Critics’ Picks

Sara Facio, Cierre de campaña de Hector J. Campora, Avellaneda. 08.03.1973, 1973, giclée printing on cotton fiber base paper, 11 8/10 x 15 8/10.”

Buenos Aires

Sara Facio

Museo de Arte Latinoamericano de Buenos Aires (Malba)
Avenida Figueroa Alcorta 3415
March 8–July 30

This exhibition comprises one hundred and fifteen mostly never-before-seen photographs concerning Juan Domingo Perón, one of the most famous—and polemical—populist leaders in Latin American history. The works in this show differ from other photographs of the political leader because, firstly, they were taken by a female photographer. Sara Facio was a photojournalist working for the French agency Sipa Press in the early 1970s, a time when there were virtually no Argentinian women working in photojournalism.

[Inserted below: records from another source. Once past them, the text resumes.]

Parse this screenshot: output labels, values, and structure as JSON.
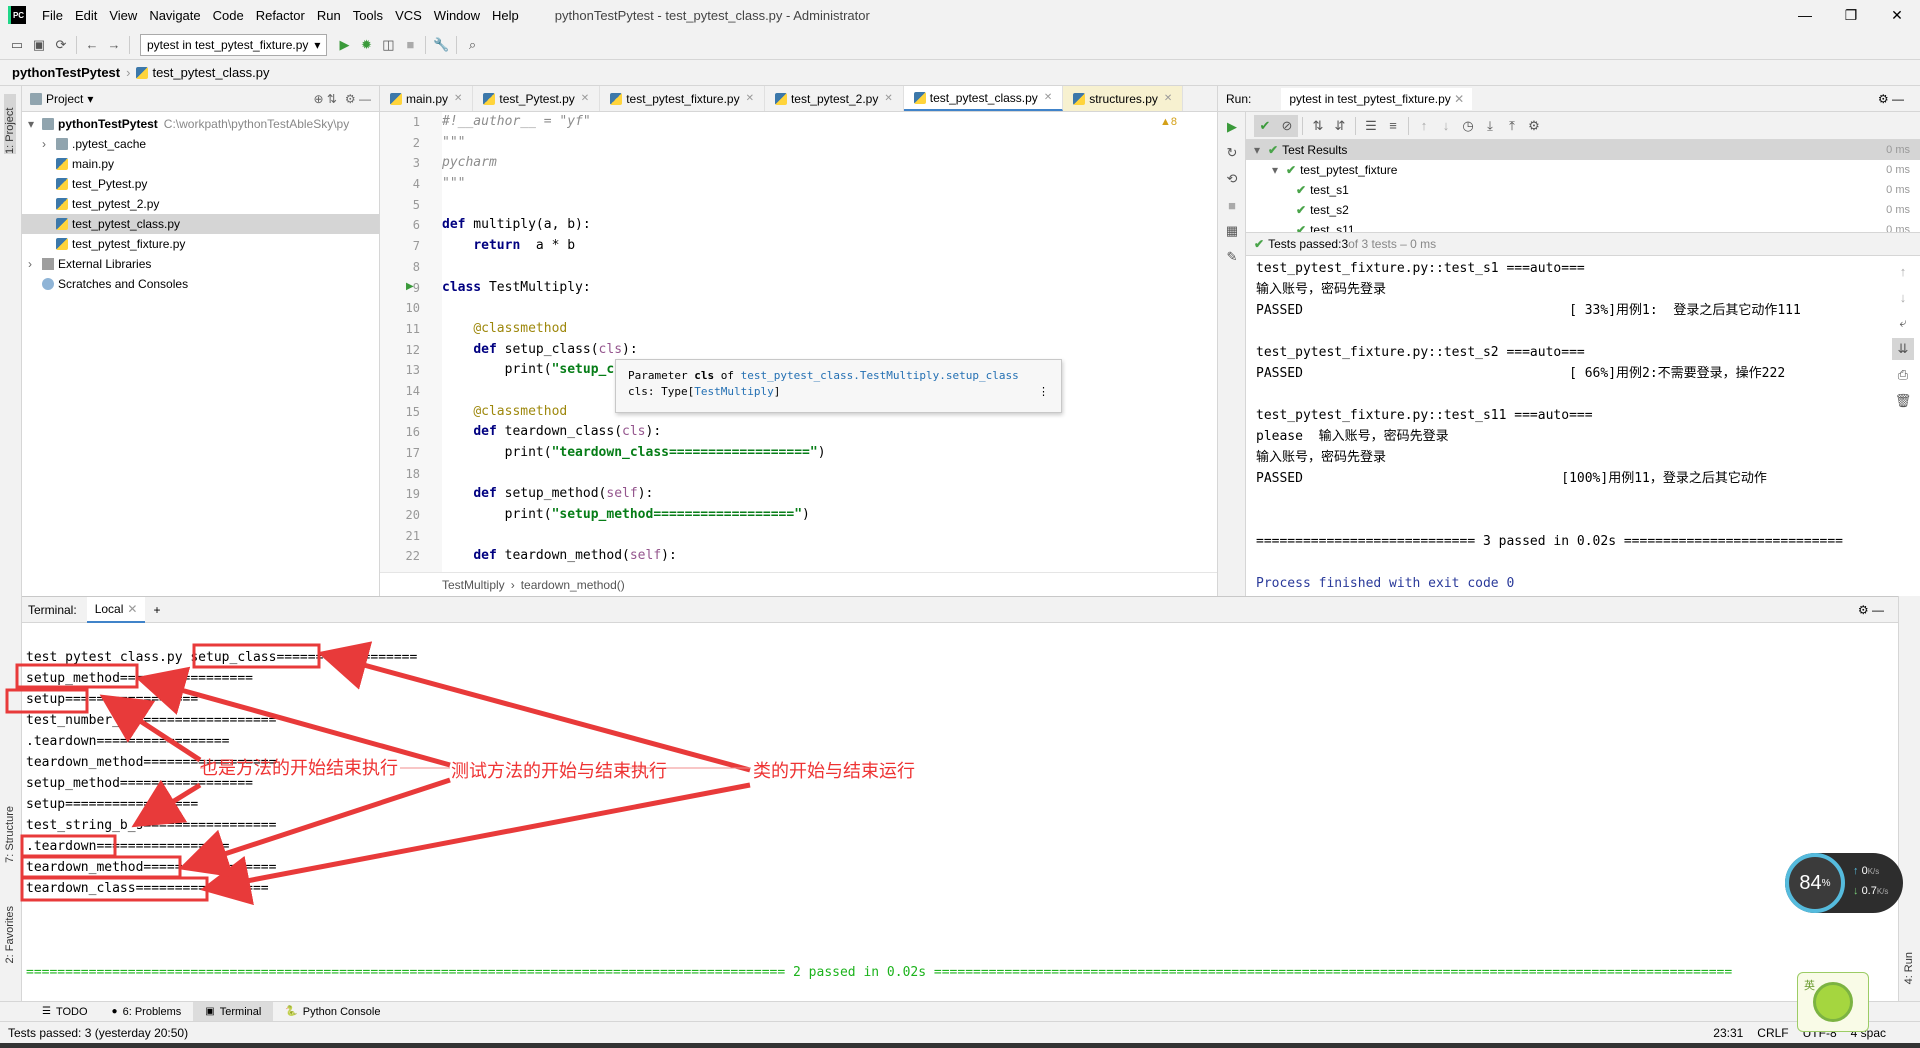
{
  "menu": [
    "File",
    "Edit",
    "View",
    "Navigate",
    "Code",
    "Refactor",
    "Run",
    "Tools",
    "VCS",
    "Window",
    "Help"
  ],
  "window_title": "pythonTestPytest - test_pytest_class.py - Administrator",
  "toolbar": {
    "run_config": "pytest in test_pytest_fixture.py"
  },
  "breadcrumb": {
    "project": "pythonTestPytest",
    "file": "test_pytest_class.py"
  },
  "left_strip": {
    "project_label": "1: Project",
    "structure_label": "7: Structure",
    "favorites_label": "2: Favorites"
  },
  "project": {
    "header": "Project",
    "root": "pythonTestPytest",
    "root_path": "C:\\workpath\\pythonTestAbleSky\\py",
    "items": [
      {
        "label": ".pytest_cache",
        "kind": "folder"
      },
      {
        "label": "main.py",
        "kind": "py"
      },
      {
        "label": "test_Pytest.py",
        "kind": "py"
      },
      {
        "label": "test_pytest_2.py",
        "kind": "py"
      },
      {
        "label": "test_pytest_class.py",
        "kind": "py"
      },
      {
        "label": "test_pytest_fixture.py",
        "kind": "py"
      }
    ],
    "external": "External Libraries",
    "scratches": "Scratches and Consoles"
  },
  "editor": {
    "tabs": [
      "main.py",
      "test_Pytest.py",
      "test_pytest_fixture.py",
      "test_pytest_2.py",
      "test_pytest_class.py",
      "structures.py"
    ],
    "active_tab": 4,
    "warnings": "▲8",
    "line_numbers": [
      "1",
      "2",
      "3",
      "4",
      "5",
      "6",
      "7",
      "8",
      "9",
      "10",
      "11",
      "12",
      "13",
      "14",
      "15",
      "16",
      "17",
      "18",
      "19",
      "20",
      "21",
      "22"
    ],
    "tooltip": {
      "line1_a": "Parameter ",
      "line1_b": "cls",
      "line1_c": " of ",
      "line1_link": "test_pytest_class.TestMultiply.setup_class",
      "line2_a": "cls: Type[",
      "line2_link": "TestMultiply",
      "line2_b": "]"
    },
    "crumb1": "TestMultiply",
    "crumb2": "teardown_method()"
  },
  "run": {
    "label": "Run:",
    "tab": "pytest in test_pytest_fixture.py",
    "tree": [
      {
        "label": "Test Results",
        "time": "0 ms"
      },
      {
        "label": "test_pytest_fixture",
        "time": "0 ms"
      },
      {
        "label": "test_s1",
        "time": "0 ms"
      },
      {
        "label": "test_s2",
        "time": "0 ms"
      },
      {
        "label": "test_s11",
        "time": "0 ms"
      }
    ],
    "status_a": "Tests passed: ",
    "status_b": "3",
    "status_c": " of 3 tests – 0 ms",
    "output": [
      "test_pytest_fixture.py::test_s1 ===auto===",
      "输入账号，密码先登录",
      "PASSED                                  [ 33%]用例1:  登录之后其它动作111",
      "",
      "test_pytest_fixture.py::test_s2 ===auto===",
      "PASSED                                  [ 66%]用例2:不需要登录，操作222",
      "",
      "test_pytest_fixture.py::test_s11 ===auto===",
      "please  输入账号，密码先登录",
      "输入账号，密码先登录",
      "PASSED                                 [100%]用例11，登录之后其它动作",
      "",
      "",
      "============================ 3 passed in 0.02s ============================",
      "",
      "Process finished with exit code 0"
    ]
  },
  "terminal": {
    "label": "Terminal:",
    "tab": "Local",
    "lines": [
      "test_pytest_class.py setup_class==================",
      "setup_method=================",
      "setup=================",
      "test_number_3_5=================",
      ".teardown=================",
      "teardown_method=================",
      "setup_method=================",
      "setup=================",
      "test_string_b_s=================",
      ".teardown=================",
      "teardown_method=================",
      "teardown_class=================",
      "",
      "",
      "",
      "================================================================================================= 2 passed in 0.02s ======================================================================================================"
    ]
  },
  "annotations": {
    "a1": "也是方法的开始结束执行",
    "a2": "测试方法的开始与结束执行",
    "a3": "类的开始与结束运行",
    "accent": "#e83a3a"
  },
  "bottom_tabs": [
    "TODO",
    "6: Problems",
    "Terminal",
    "Python Console"
  ],
  "status": {
    "left": "Tests passed: 3 (yesterday 20:50)",
    "pos": "23:31",
    "eol": "CRLF",
    "enc": "UTF-8",
    "indent": "4 spac"
  },
  "widget": {
    "percent": "84",
    "unit": "%",
    "up": "0",
    "up_unit": "K/s",
    "down": "0.7",
    "down_unit": "K/s"
  },
  "run_side_label": "4: Run",
  "logo_text": "英"
}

Secondly, these pictures were chosen from thirty-one rolls of film that were left in the bottoms of boxes in the artist’s archives for decades; Facio eventually grew more interested in portraiture and photographic essays than in journalism and documentary.

She did not bring these photographs to public attention sooner in order to not “take advantage of the country’s political context”—the most recent period of Peronist governments in Argentina came to an end in 2015. Facio is reluctant to engage politics head-on: She does not consider herself an activist or a Peronist. She simply sensed that what she witnessed in Argentina in the 1970s was historic and worth documenting. Although an insightful distance makes itself felt in these images, her point of view is sympathetic to the people; unlike the aerial views of the masses taken by the press photographers covering politics and the Casa Rosada, Facio’s vision of the marchers near the Plaza de Mayo is captured on the ground, up close.

Peronism has been born, has died, and has been reborn over the course of decades. These works portray the fanaticism occasioned by a political leader’s return to his country in 1972 and the wails unleashed upon his death in 1974. Chaos, violence, resistance, utopia, struggle, hope, bloodshed, sorrow, darkness—those are the words that describe Argentina and South America as a whole in the years immediately before the long night of military dictatorship set in.

Translated from Spanish by Jane Brodie.